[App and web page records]
++++++++++++++++++++
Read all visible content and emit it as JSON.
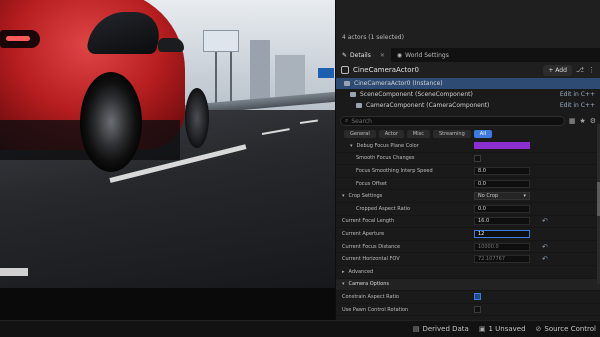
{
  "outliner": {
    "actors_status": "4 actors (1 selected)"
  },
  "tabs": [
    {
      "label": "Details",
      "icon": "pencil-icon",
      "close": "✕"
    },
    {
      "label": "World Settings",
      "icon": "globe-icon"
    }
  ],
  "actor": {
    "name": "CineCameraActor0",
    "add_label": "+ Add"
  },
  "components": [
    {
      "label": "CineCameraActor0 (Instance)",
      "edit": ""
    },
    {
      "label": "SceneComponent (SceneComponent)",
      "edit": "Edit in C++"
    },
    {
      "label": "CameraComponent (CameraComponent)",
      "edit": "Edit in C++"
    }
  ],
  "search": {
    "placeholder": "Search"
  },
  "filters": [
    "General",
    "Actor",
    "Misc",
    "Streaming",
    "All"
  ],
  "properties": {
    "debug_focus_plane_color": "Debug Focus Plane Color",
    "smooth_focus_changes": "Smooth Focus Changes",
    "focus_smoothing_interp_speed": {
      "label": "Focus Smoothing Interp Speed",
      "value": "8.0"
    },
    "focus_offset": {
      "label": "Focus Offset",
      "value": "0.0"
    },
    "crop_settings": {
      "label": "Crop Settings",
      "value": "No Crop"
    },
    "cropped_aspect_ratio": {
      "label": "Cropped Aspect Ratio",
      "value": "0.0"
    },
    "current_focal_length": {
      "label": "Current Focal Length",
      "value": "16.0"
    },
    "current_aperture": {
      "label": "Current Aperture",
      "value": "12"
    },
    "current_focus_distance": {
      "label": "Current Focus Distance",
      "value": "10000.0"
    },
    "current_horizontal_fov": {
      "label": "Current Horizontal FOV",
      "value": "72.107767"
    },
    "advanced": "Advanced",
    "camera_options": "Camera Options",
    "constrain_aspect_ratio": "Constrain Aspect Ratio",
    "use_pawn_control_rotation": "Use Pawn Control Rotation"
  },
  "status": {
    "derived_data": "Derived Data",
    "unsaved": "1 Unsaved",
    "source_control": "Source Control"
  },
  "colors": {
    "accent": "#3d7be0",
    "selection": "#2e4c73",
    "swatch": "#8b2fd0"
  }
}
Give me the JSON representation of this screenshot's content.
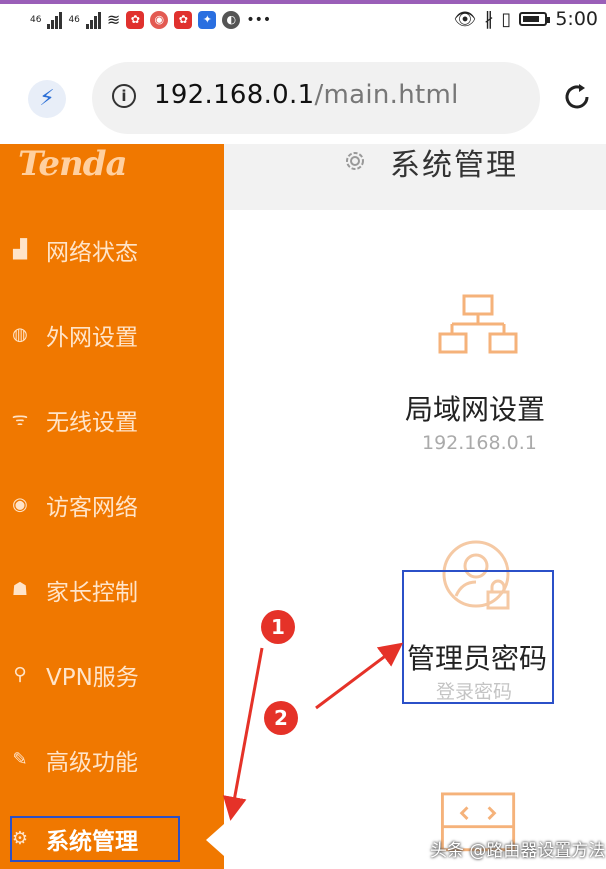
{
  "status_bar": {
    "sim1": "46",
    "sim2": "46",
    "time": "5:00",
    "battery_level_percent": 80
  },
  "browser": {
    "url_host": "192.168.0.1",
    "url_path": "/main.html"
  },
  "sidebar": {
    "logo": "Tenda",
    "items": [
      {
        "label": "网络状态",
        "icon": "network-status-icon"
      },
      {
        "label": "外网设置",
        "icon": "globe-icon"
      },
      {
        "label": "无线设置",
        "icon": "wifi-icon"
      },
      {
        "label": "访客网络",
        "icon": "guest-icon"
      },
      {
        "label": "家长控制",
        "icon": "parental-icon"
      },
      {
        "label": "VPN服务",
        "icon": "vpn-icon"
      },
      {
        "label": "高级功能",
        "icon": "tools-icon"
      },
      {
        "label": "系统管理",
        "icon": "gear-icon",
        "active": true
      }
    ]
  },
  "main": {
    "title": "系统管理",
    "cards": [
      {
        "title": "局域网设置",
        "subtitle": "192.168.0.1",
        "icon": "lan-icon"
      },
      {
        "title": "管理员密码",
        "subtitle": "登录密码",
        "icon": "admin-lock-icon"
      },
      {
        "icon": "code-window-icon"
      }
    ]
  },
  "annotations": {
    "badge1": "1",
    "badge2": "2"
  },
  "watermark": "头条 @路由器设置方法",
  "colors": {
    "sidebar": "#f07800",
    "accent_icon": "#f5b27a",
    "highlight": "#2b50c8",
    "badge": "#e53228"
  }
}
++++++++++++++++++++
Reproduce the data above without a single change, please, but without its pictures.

Read all visible content and emit it as JSON.
{
  "outliner": {
    "actors_status": "4 actors (1 selected)"
  },
  "tabs": [
    {
      "label": "Details",
      "icon": "pencil-icon",
      "close": "✕"
    },
    {
      "label": "World Settings",
      "icon": "globe-icon"
    }
  ],
  "actor": {
    "name": "CineCameraActor0",
    "add_label": "+ Add"
  },
  "components": [
    {
      "label": "CineCameraActor0 (Instance)",
      "edit": ""
    },
    {
      "label": "SceneComponent (SceneComponent)",
      "edit": "Edit in C++"
    },
    {
      "label": "CameraComponent (CameraComponent)",
      "edit": "Edit in C++"
    }
  ],
  "search": {
    "placeholder": "Search"
  },
  "filters": [
    "General",
    "Actor",
    "Misc",
    "Streaming",
    "All"
  ],
  "properties": {
    "debug_focus_plane_color": "Debug Focus Plane Color",
    "smooth_focus_changes": "Smooth Focus Changes",
    "focus_smoothing_interp_speed": {
      "label": "Focus Smoothing Interp Speed",
      "value": "8.0"
    },
    "focus_offset": {
      "label": "Focus Offset",
      "value": "0.0"
    },
    "crop_settings": {
      "label": "Crop Settings",
      "value": "No Crop"
    },
    "cropped_aspect_ratio": {
      "label": "Cropped Aspect Ratio",
      "value": "0.0"
    },
    "current_focal_length": {
      "label": "Current Focal Length",
      "value": "16.0"
    },
    "current_aperture": {
      "label": "Current Aperture",
      "value": "12"
    },
    "current_focus_distance": {
      "label": "Current Focus Distance",
      "value": "10000.0"
    },
    "current_horizontal_fov": {
      "label": "Current Horizontal FOV",
      "value": "72.107767"
    },
    "advanced": "Advanced",
    "camera_options": "Camera Options",
    "constrain_aspect_ratio": "Constrain Aspect Ratio",
    "use_pawn_control_rotation": "Use Pawn Control Rotation"
  },
  "status": {
    "derived_data": "Derived Data",
    "unsaved": "1 Unsaved",
    "source_control": "Source Control"
  },
  "colors": {
    "accent": "#3d7be0",
    "selection": "#2e4c73",
    "swatch": "#8b2fd0"
  }
}
Give me the JSON representation of this screenshot's content.
{
  "status_bar": {
    "sim1": "46",
    "sim2": "46",
    "time": "5:00",
    "battery_level_percent": 80
  },
  "browser": {
    "url_host": "192.168.0.1",
    "url_path": "/main.html"
  },
  "sidebar": {
    "logo": "Tenda",
    "items": [
      {
        "label": "网络状态",
        "icon": "network-status-icon"
      },
      {
        "label": "外网设置",
        "icon": "globe-icon"
      },
      {
        "label": "无线设置",
        "icon": "wifi-icon"
      },
      {
        "label": "访客网络",
        "icon": "guest-icon"
      },
      {
        "label": "家长控制",
        "icon": "parental-icon"
      },
      {
        "label": "VPN服务",
        "icon": "vpn-icon"
      },
      {
        "label": "高级功能",
        "icon": "tools-icon"
      },
      {
        "label": "系统管理",
        "icon": "gear-icon",
        "active": true
      }
    ]
  },
  "main": {
    "title": "系统管理",
    "cards": [
      {
        "title": "局域网设置",
        "subtitle": "192.168.0.1",
        "icon": "lan-icon"
      },
      {
        "title": "管理员密码",
        "subtitle": "登录密码",
        "icon": "admin-lock-icon"
      },
      {
        "icon": "code-window-icon"
      }
    ]
  },
  "annotations": {
    "badge1": "1",
    "badge2": "2"
  },
  "watermark": "头条 @路由器设置方法",
  "colors": {
    "sidebar": "#f07800",
    "accent_icon": "#f5b27a",
    "highlight": "#2b50c8",
    "badge": "#e53228"
  }
}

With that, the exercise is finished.